1.1. The factual, journalistic presentation of an account in a book or other text.

In this section, we explore the way the sinking of the Iolaire was reported at the time. What can the differences tell us of the prevailing attitudes to reporting and consuming news? Have these attitudes changed since 1919?

Reporting tragedy

Today, we can get first-hand accounts of events that happen anywhere around the world instantaneously and in graphic detail. When such events are reported by media outlets, editorial choices need to be made about what to include and what to leave out. Audiences can turn to any number of sources (whether accurate or not) to draw their own conclusions.

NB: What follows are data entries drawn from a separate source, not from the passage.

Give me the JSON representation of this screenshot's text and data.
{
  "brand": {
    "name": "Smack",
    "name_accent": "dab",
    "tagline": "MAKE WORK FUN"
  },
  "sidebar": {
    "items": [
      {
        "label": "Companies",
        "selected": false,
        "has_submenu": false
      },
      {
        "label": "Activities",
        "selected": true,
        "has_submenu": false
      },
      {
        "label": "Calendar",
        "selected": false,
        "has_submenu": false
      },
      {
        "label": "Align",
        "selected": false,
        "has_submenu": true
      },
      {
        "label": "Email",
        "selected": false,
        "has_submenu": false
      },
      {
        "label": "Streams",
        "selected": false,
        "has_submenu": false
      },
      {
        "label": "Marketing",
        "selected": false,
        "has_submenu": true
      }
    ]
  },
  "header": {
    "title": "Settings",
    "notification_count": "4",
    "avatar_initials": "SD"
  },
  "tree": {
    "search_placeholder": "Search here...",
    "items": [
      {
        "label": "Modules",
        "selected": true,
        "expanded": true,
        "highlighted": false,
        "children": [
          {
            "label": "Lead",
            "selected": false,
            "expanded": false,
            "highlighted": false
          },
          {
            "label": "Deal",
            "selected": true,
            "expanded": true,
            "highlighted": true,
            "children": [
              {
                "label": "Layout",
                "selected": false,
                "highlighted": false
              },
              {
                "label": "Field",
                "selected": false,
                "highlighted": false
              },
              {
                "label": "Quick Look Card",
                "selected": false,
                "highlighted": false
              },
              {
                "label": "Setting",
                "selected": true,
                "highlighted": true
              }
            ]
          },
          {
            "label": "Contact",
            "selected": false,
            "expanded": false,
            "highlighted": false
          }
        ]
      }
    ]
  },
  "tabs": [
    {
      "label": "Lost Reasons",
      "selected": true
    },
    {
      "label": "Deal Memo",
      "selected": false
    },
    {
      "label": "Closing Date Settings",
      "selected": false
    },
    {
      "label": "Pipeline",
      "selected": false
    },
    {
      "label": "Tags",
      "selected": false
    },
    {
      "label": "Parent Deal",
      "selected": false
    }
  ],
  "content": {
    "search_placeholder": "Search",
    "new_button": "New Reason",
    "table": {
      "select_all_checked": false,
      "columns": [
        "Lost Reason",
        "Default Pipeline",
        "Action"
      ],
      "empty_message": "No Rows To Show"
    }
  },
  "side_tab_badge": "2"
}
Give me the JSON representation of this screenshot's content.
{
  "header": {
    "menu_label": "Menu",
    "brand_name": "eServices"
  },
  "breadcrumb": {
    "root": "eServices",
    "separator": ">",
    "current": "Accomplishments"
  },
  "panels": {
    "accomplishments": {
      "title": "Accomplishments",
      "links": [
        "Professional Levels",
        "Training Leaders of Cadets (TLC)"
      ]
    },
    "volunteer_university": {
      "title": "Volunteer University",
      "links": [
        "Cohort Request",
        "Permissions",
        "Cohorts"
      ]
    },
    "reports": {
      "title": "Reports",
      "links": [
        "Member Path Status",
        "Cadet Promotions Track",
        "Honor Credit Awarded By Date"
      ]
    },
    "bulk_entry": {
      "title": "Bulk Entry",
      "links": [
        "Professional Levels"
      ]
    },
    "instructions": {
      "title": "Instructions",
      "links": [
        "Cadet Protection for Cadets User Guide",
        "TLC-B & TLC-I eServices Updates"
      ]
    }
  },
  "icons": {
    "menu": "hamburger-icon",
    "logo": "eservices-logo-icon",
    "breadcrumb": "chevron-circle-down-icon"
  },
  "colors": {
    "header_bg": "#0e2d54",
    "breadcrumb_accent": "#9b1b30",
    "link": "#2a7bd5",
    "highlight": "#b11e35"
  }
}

By contrast, in the early 20th century people relied wholly on newspapers and official government reports for accurate information. Here are two extracts from reports on the Iolaire disaster:

From ‘The Stornoway Gazette’, 5 January 1919:

'No one now alive in Lewis can ever forget the 1st January 1919, and future generations will speak of it as the blackest day in the history of the island, for on it 200 of our bravest and best perished on the very threshold of their homes under the most tragic circumstances. The terrible disaster at Holm on New Year’s morning has plunged every house and every heart in Lewis into grief unutterable. Language cannot express the anguish, the desolation, the despair which this awful catastrophe has inflicted. One thinks of the wide circle of blood relations affected by the loss of even one of the gallant lads, and imagination sees those circles multiplied by the number of the dead, overlapping and overlapping each other till the whole island – every hearth and home it is shrouded in deepest gloom.'

From ‘The Scotsman’, 6 January 1919:

'The appalling catastrophe at Stornoway still monopolises all thoughts on the island. The villages of Lewis are like places of the dead. No one goes about except on duties that cannot be left undone. The homes of the island are full of lamentation – grief that cannot be comforted. Carts in little processions of twos and threes, each bearing its coffin from the mortuary, pass through the streets of Stornoway on their way to some rural village, and all heads are bared as they pass. Scarcely a family has escaped the loss of some near blood relation. Many have had sorrow heaped on sorrow. Messages of sympathy and offers of what help is possible continue to pour in from all quarters.'

Illustration of a typewriter and a small pile of books.

Emotive language

There is a great amount of emotive language rather than just dry facts in 'The Stornoway Gazette' extract. 'The Scotsman' extract, while still containing some degree of emotive language, is more reserved in its tone. 'The Stornoway Gazette' was, of course, the local paper and the community it served was the most closely affected by the Iolaire disaster.

It's important to note that before the advent of mass media, newspapers were the primary local source of 'official' news and information. Newspapers were regarded as trusted and authoritative sources. In these examples we see that not only were papers describing the details of the tragedy but also giving highly charged emotional accounts of communal grief.

These two extracts demonstrate how the newspapers of the day served not just to impart facts but to reflect the mood of the communities they served.

Illustration of pictures hanging on the wall of a room.

A 21st century maritime disaster

On 13 January 2012, 32 people died when the Italian cruise ship 'Costa Concordia' ran aground just hours after leaving the port of Civitavecchia. These were some of the headlines and editorials in Italian newspapers shortly afterward:

Headline in Roman paper : 'Concordia, a night of errors and lies'. The newspaper's website has a full dossier of the disaster:

Editorial in best-selling daily : 'Italy owes to the world, to international public opinion, to the families of those who lost their lives or were injured... a convincing explanation and harsh punishments for those responsible for this tragedy'. The paper also has a special archive of its coverage including a section it calls 'reportage'.

Headline in Turin's : 'The captain's position worsens: he did not raise the alarm and refused to go back on board'.

This is how explained the disaster.

Illustration of a smoking pipe on top of a pile of books.

Trustworthy news sources

While the sinking of the Iolaire and the tragedy of the Costa Concordia have little in common apart from taking place at sea, it is interesting to note the shift in news reporting in the last 100 years. Thirty two people lost their lives in the Costa Concordia tragedy and while there was palpable anger in the Italian press, it is less emotive than the coverage of the Iolaire disaster.

Has the explosion in mass media in the last 100 years made news audiences less empathetic? Do people now rely on one source of 'authoritative' information? With so many of us now creating and consuming news as it happens, does this influence what we expect newspapers and media to report?

The community affected by the Iolaire disaster expected the truth and demanded facts like we would today but their sources for accurate reporting and news were, of course, much more limited. However, does having more news sources necessarily ensure more reliable coverage? Were the people of Lewis and Harris served well by the news media of the day?

Look at the newspaper reports in the Sources section of the site and see whether you agree or not.